[Stored items]
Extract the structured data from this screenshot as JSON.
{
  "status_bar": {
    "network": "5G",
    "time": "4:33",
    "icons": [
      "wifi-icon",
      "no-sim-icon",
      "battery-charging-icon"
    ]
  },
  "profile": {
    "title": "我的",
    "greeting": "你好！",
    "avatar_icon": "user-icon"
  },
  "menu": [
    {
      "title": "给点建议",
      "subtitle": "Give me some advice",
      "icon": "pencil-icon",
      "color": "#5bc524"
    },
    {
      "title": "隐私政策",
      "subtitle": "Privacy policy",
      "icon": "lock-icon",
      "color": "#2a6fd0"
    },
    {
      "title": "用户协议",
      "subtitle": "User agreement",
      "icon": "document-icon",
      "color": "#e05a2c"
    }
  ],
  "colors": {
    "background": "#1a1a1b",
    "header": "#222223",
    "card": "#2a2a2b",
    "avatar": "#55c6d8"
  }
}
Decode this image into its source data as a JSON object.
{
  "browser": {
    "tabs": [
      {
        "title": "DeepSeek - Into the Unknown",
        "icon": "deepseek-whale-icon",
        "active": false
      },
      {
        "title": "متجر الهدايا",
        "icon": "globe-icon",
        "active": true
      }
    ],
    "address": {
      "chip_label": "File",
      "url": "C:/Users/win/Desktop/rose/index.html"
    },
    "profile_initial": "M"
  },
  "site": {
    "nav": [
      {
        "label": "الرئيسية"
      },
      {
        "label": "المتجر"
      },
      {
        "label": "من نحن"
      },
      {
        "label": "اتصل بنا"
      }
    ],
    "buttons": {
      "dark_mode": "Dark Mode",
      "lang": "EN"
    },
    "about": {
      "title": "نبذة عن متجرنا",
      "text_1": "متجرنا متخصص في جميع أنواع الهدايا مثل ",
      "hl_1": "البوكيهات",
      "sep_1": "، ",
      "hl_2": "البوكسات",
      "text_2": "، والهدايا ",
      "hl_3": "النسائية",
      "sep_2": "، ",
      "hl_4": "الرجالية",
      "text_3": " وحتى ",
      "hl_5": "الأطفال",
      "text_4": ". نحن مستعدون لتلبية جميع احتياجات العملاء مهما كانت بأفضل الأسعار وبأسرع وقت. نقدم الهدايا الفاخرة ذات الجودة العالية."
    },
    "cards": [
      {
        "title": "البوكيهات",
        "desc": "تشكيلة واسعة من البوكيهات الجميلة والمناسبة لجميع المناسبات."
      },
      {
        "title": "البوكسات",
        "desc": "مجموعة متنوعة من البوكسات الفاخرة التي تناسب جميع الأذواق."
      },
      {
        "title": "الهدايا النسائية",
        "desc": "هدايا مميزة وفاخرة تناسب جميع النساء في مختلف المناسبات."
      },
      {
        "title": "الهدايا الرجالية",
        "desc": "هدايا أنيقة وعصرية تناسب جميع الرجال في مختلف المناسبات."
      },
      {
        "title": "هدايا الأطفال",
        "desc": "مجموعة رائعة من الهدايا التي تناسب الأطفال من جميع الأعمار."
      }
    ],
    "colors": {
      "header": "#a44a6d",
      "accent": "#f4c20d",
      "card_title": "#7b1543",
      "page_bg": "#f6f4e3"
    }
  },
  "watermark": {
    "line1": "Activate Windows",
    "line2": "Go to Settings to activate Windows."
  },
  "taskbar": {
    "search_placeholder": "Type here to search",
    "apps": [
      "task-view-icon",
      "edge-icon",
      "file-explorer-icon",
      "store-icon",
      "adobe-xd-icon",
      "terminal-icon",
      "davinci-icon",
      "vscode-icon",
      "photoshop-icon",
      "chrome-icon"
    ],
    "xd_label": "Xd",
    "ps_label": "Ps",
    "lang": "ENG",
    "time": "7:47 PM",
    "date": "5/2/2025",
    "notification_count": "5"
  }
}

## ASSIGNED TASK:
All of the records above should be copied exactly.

## RESULT:
Extract the structured data from this screenshot as JSON.
{
  "status_bar": {
    "network": "5G",
    "time": "4:33",
    "icons": [
      "wifi-icon",
      "no-sim-icon",
      "battery-charging-icon"
    ]
  },
  "profile": {
    "title": "我的",
    "greeting": "你好！",
    "avatar_icon": "user-icon"
  },
  "menu": [
    {
      "title": "给点建议",
      "subtitle": "Give me some advice",
      "icon": "pencil-icon",
      "color": "#5bc524"
    },
    {
      "title": "隐私政策",
      "subtitle": "Privacy policy",
      "icon": "lock-icon",
      "color": "#2a6fd0"
    },
    {
      "title": "用户协议",
      "subtitle": "User agreement",
      "icon": "document-icon",
      "color": "#e05a2c"
    }
  ],
  "colors": {
    "background": "#1a1a1b",
    "header": "#222223",
    "card": "#2a2a2b",
    "avatar": "#55c6d8"
  }
}
Decode this image into its source data as a JSON object.
{
  "browser": {
    "tabs": [
      {
        "title": "DeepSeek - Into the Unknown",
        "icon": "deepseek-whale-icon",
        "active": false
      },
      {
        "title": "متجر الهدايا",
        "icon": "globe-icon",
        "active": true
      }
    ],
    "address": {
      "chip_label": "File",
      "url": "C:/Users/win/Desktop/rose/index.html"
    },
    "profile_initial": "M"
  },
  "site": {
    "nav": [
      {
        "label": "الرئيسية"
      },
      {
        "label": "المتجر"
      },
      {
        "label": "من نحن"
      },
      {
        "label": "اتصل بنا"
      }
    ],
    "buttons": {
      "dark_mode": "Dark Mode",
      "lang": "EN"
    },
    "about": {
      "title": "نبذة عن متجرنا",
      "text_1": "متجرنا متخصص في جميع أنواع الهدايا مثل ",
      "hl_1": "البوكيهات",
      "sep_1": "، ",
      "hl_2": "البوكسات",
      "text_2": "، والهدايا ",
      "hl_3": "النسائية",
      "sep_2": "، ",
      "hl_4": "الرجالية",
      "text_3": " وحتى ",
      "hl_5": "الأطفال",
      "text_4": ". نحن مستعدون لتلبية جميع احتياجات العملاء مهما كانت بأفضل الأسعار وبأسرع وقت. نقدم الهدايا الفاخرة ذات الجودة العالية."
    },
    "cards": [
      {
        "title": "البوكيهات",
        "desc": "تشكيلة واسعة من البوكيهات الجميلة والمناسبة لجميع المناسبات."
      },
      {
        "title": "البوكسات",
        "desc": "مجموعة متنوعة من البوكسات الفاخرة التي تناسب جميع الأذواق."
      },
      {
        "title": "الهدايا النسائية",
        "desc": "هدايا مميزة وفاخرة تناسب جميع النساء في مختلف المناسبات."
      },
      {
        "title": "الهدايا الرجالية",
        "desc": "هدايا أنيقة وعصرية تناسب جميع الرجال في مختلف المناسبات."
      },
      {
        "title": "هدايا الأطفال",
        "desc": "مجموعة رائعة من الهدايا التي تناسب الأطفال من جميع الأعمار."
      }
    ],
    "colors": {
      "header": "#a44a6d",
      "accent": "#f4c20d",
      "card_title": "#7b1543",
      "page_bg": "#f6f4e3"
    }
  },
  "watermark": {
    "line1": "Activate Windows",
    "line2": "Go to Settings to activate Windows."
  },
  "taskbar": {
    "search_placeholder": "Type here to search",
    "apps": [
      "task-view-icon",
      "edge-icon",
      "file-explorer-icon",
      "store-icon",
      "adobe-xd-icon",
      "terminal-icon",
      "davinci-icon",
      "vscode-icon",
      "photoshop-icon",
      "chrome-icon"
    ],
    "xd_label": "Xd",
    "ps_label": "Ps",
    "lang": "ENG",
    "time": "7:47 PM",
    "date": "5/2/2025",
    "notification_count": "5"
  }
}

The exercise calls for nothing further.